For instance, a number of the masses invoke the unifying device of a cantus firmus - a pre-existing chant or melody repeatedly run through successive movements to create a structural link. Yet Ockeghem's usage varies from the directness of the five-voice Missa `Fors seulement', just finely recorded by the Clerk's Group on ASV (CD GAU 168), in which the cantus strides through the Credo almost like a baroque chorale prelude, to the surging and syncopated Missa `Mi-mi', in which the cantus is so diffused it has only recently been spotted at all. In the Missa `De plus en plus', newly released in a radiant recording by the Tallis Scholars (Gimell 454 935-2), a cantus drawn from a Binchois chanson underpins the full four-voice sections, but much of the structure is sustained by freely composed duets and trios, exemplifying Ockeghem's penchant for asymetrical and endlessly self-generating melody that some commentators have called mystical, even oriental.
Yet, compared with such ecstatic expansiveness, the other mass on the Tallis disc could hardly be more compressed and laconic. Built on a far more splintered cantus from a chanson possibly by Ockeghem himself, the Missa `Au travail suis' seems to shift and shuffle its textures every few bars in response to the text, its second Agnus touching on that love of deeper, denser, more elegiac vocal texture than any previous composer which one recognises as another recurrent feature of his music. Yet, if all these contrasts suggest a complex, restless sensibility, a hearing of the earlier sections of the Requiem reminds one that he was equally capable of a transfixing simplicity.
Despite the haunting beauty of his sound, it would be idle to pretend that Ockeghem is an easy composer. Because of his irregular or introverted processes, it is not always obvious what to listen out for; the ear has, as it were, to "learn" his pieces passage by passage through many rehearings before their individuality fully emerges. Yet here, at least, we live at a fortunate time. Recent developments towards greater "accessibility" in new music and "authenticity" in the classics notwithstanding, perhaps the most remarkable manifestation of the past two or three musical decades has been the ever-rising skill and conviction by which our scholarly performers of early music have succeeded in restoring such hitherto remote historical figures as Machaut, Dunstable and Dufay to the status of great composers we feel, once more, we can genuinely understand.

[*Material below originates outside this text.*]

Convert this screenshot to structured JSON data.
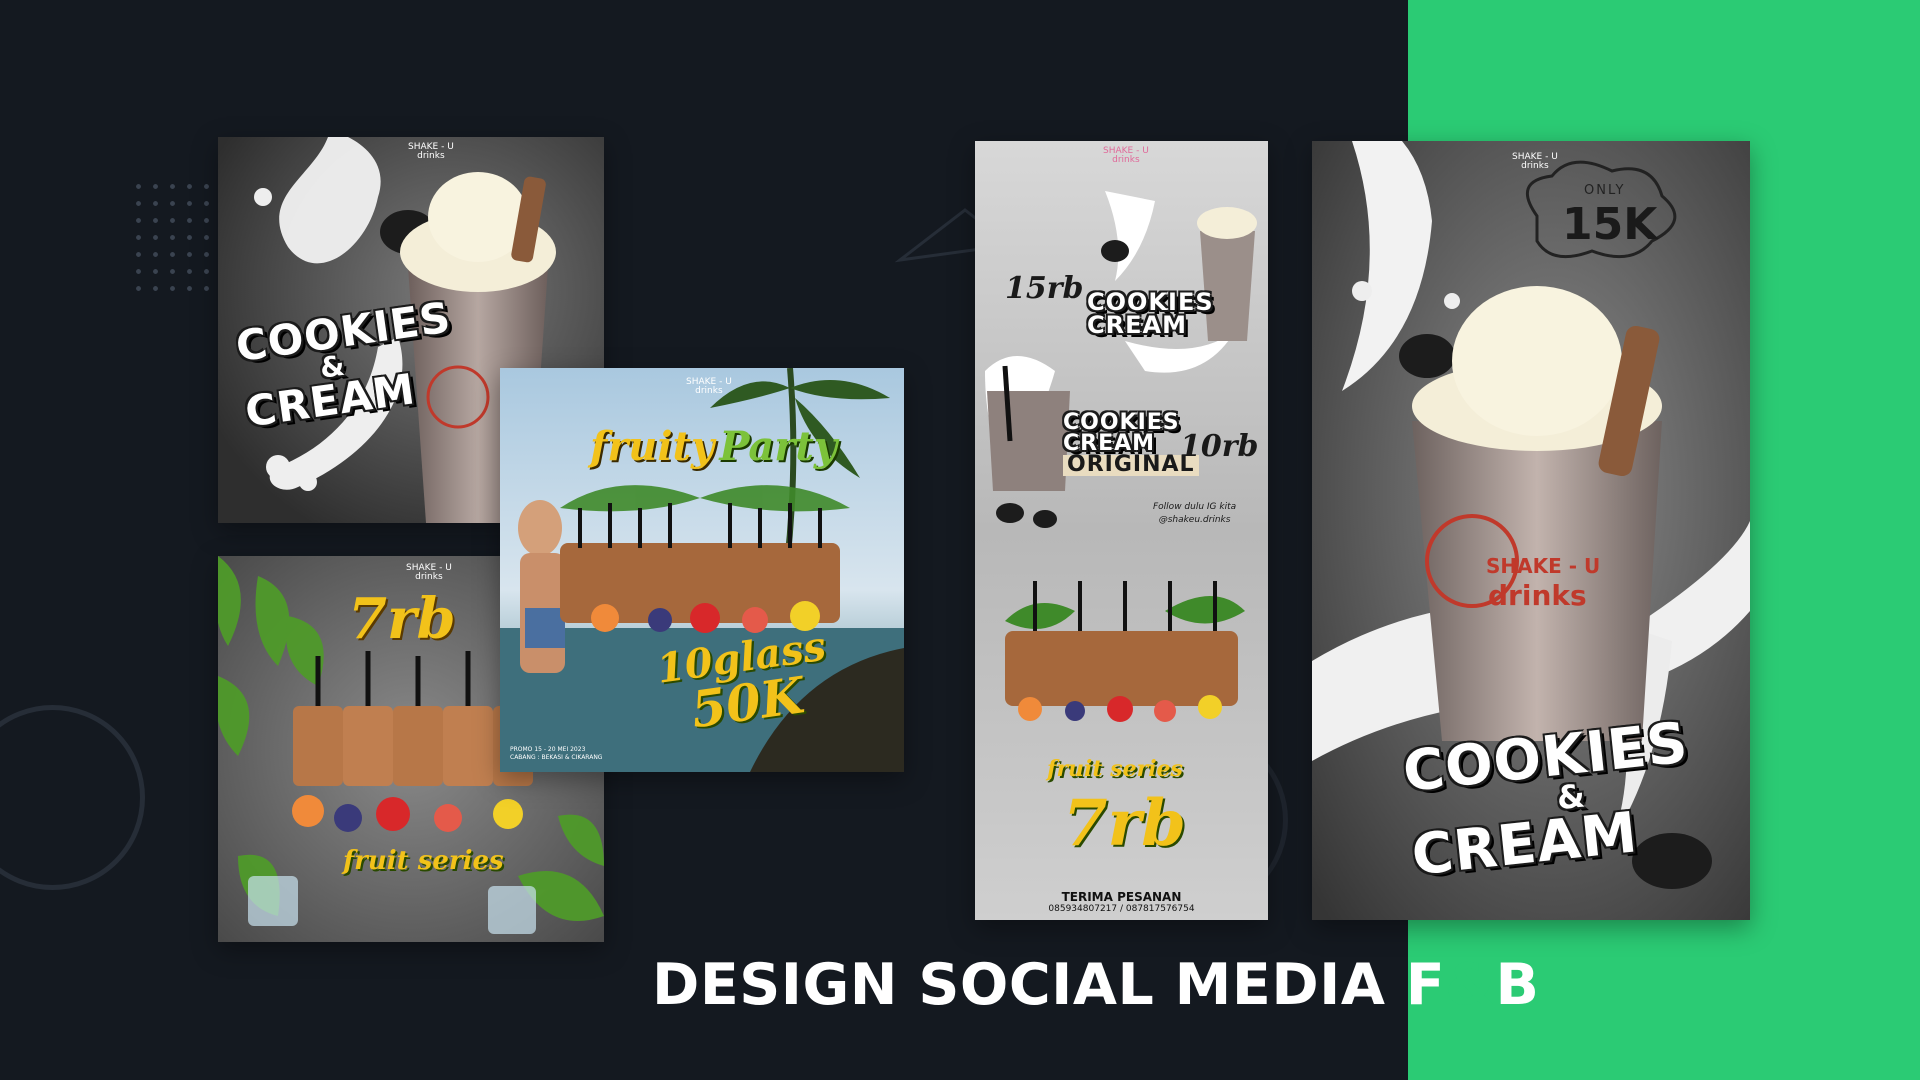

At last, and all in a rush, that process seems to be catching up with Ockeghem - and not only in a flurry of new recordings. Last night, an international Ockeghem Conference in Tours reached its climax with a performance of the Requiem. That same work can be heard at noon today when John Milsom completes his lucid exposition of Ockeghem as Radio 3 Composer of the Week (repeated next week at 11.30pm). On 23 February, R3's Spirit of the Age will look into Ockeghem's canonic puzzles and, in April, the young Ockeghem scholar Fabrice Fitch will be publishing a major new study. Where true art is concerned, it seems we can still find renewal - even after 500 years n